The council’s selections drew a torrent of criticism for disqualifying several prominent figures associated with centrist or reformist factions, including Ali Larijani, a former parliament speaker and nuclear negotiator, and Eshaq Jahangiri, a reformist and Rouhani’s vice president.
The choices were seen by analysts as an unusually brazen effort by the conservative establishment to shape the outcome of the election — and a risky move for a leadership that has touted high voter turnout as evidence of the Islamic Republic’s legitimacy. On Wednesday, two prominent hard-line candidates dropped out of the race, further clearing the way for a Raisi victory and deepening a conviction among many reform-minded voters that the contest was rigged. (If no candidate wins at least 50 percent of the vote, the election would go to a runoff.)

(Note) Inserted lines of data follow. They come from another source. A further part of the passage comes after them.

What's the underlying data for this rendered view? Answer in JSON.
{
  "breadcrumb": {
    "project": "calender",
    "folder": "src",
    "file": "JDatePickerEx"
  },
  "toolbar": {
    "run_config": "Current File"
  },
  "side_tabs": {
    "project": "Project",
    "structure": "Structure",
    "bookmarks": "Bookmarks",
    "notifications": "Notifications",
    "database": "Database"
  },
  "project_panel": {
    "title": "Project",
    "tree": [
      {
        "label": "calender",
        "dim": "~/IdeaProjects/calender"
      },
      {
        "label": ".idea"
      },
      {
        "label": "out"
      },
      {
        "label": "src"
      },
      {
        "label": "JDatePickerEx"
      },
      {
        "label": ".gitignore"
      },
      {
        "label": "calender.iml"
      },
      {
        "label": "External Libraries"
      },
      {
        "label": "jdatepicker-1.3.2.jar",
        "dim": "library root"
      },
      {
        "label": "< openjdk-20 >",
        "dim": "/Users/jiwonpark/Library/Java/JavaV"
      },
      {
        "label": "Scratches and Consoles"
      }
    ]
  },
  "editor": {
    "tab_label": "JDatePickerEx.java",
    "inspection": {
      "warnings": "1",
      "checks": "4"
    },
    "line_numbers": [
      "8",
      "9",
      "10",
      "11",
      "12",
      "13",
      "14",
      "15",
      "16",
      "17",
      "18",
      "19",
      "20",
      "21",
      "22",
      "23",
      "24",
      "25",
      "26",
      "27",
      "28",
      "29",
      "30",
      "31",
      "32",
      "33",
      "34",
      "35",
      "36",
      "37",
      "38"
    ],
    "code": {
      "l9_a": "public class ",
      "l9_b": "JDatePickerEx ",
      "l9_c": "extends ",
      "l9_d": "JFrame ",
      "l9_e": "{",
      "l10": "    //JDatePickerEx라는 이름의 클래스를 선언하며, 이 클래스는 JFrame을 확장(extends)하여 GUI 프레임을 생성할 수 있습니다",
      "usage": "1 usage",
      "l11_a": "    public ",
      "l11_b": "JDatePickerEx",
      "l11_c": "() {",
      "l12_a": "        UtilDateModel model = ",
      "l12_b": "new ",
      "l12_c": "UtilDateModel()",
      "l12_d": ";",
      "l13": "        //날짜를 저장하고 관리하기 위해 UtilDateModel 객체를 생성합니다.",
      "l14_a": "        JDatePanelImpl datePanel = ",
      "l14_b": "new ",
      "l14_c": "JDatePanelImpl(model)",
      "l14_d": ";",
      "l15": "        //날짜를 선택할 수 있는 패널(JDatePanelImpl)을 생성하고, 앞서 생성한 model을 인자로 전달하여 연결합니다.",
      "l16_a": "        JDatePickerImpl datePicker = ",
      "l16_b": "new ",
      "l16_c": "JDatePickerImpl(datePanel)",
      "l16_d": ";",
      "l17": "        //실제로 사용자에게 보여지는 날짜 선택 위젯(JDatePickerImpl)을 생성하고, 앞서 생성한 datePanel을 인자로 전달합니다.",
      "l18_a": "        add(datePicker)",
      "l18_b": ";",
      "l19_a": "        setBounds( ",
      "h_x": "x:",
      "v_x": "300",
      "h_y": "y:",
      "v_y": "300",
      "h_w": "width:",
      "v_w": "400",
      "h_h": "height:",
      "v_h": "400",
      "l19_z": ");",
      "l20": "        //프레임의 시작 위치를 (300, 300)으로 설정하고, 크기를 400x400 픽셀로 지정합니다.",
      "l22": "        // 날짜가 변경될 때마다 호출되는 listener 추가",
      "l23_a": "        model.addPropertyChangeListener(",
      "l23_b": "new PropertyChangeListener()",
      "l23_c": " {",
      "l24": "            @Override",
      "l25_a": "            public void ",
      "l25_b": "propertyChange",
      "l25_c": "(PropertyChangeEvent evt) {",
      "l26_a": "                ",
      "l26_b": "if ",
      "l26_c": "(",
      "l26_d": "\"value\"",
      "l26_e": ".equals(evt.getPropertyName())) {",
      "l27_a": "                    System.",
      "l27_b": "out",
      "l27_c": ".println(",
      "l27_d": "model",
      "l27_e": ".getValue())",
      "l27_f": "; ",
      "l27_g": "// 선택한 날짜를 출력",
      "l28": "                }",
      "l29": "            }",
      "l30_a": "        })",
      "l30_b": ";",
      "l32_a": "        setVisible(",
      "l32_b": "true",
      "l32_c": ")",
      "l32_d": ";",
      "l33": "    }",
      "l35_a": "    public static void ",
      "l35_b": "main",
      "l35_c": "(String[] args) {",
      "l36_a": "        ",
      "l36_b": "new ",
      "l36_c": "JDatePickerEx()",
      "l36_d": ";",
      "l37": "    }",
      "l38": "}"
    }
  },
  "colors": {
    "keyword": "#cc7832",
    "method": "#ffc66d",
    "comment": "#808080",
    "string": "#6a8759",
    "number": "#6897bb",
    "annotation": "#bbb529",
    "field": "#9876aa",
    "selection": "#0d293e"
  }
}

After a reformist candidate also dropped out Wednesday, Abdolnaser Hemmati, who served more than two years as governor of Iran’s Central Bank, remained as the only nonconservative candidate in the race and Raisi’s only real challenger. On Wednesday, during an online discussion on Clubhouse hosted by a prominent reformist political figure and attended by thousands of people, Hemmati urged people not to cede more political ground to Iran’s hard-liners.
“I am alone against these [people] if you don’t support me with your votes,” he said. “I ask the boycotters, how do you think not voting can help the country? Why should we surrender all the power in our country to one camp?”
The host of the discussion, Behzad Nabavi, said that hard-liners would prefer lower turnout and that those who boycott were “cooperating” to guarantee a landslide conservative victory. One participant in the discussion, though, asked how voting would make a difference, given the Rouhani government’s failure to produce meaningful change.
“What can Mr. Hemmati do that Mr. Rouhani couldn’t? Isn’t it true that the president does not even have the authority to choose his own deputy?” the participant asked. For instance, Hemmati “promises that he can free the Internet in Iran,” the man said, noting that Rouhani had been unable to prevent the censorship or filtering of websites and Internet apps such as Telegram.
The question of participation in the election has split Iran’s reformist circles. A statement attributed to Mohammad Khatami, a pro-reform cleric who served two terms as Iran’s president, appeared to encourage people to vote, warning of a “minority” that “imposes its will on society at any cost.”
But a recent statement by Mir Hossein Mousavi, an opposition leader who is under house arrest, showed sympathy for the boycotters. “I will stand by those who are fed up with the humiliating and engineered elections — those who are not willing to give in to behind-the-scenes decisions for the future of the country,” he said this week.
The most recent polling data from the Iranian Student Polling Agency predicted voter turnout at 42 percent, far lower than in previous presidential contests. Iran’s political establishment responded with an urgent call for people to get out and vote.
In a televised speech Wednesday, Khamenei blamed Iran’s enemies and foreign media for suppressing the vote, “in order to not allow the glory of elections to be put on display.” He said, “God willing, the people will participate, and this will give more prestige to the Islamic Republic,” he said.
Rouhani, in a speech encouraging people to vote Thursday, said that while there were “grievances” about how the election was being conducted, “the inadequate work of a group or an institution should not prevent us from a very great national and legal duty,” in an apparent reference to the Guardian Council.
Nima, a 30-year-old artist in Tehran, had weighed all the conflicting opinions and decided it was the “right act to vote,” he said in a text message. The election was critical, coming at a time when the question of who would succeed the aging supreme leader was coming to the fore.
“If we do not do all we can to stop the regime from having entirely unrivaled power, any kind of resistance or activism to make changes in the future will be much harder,” he said.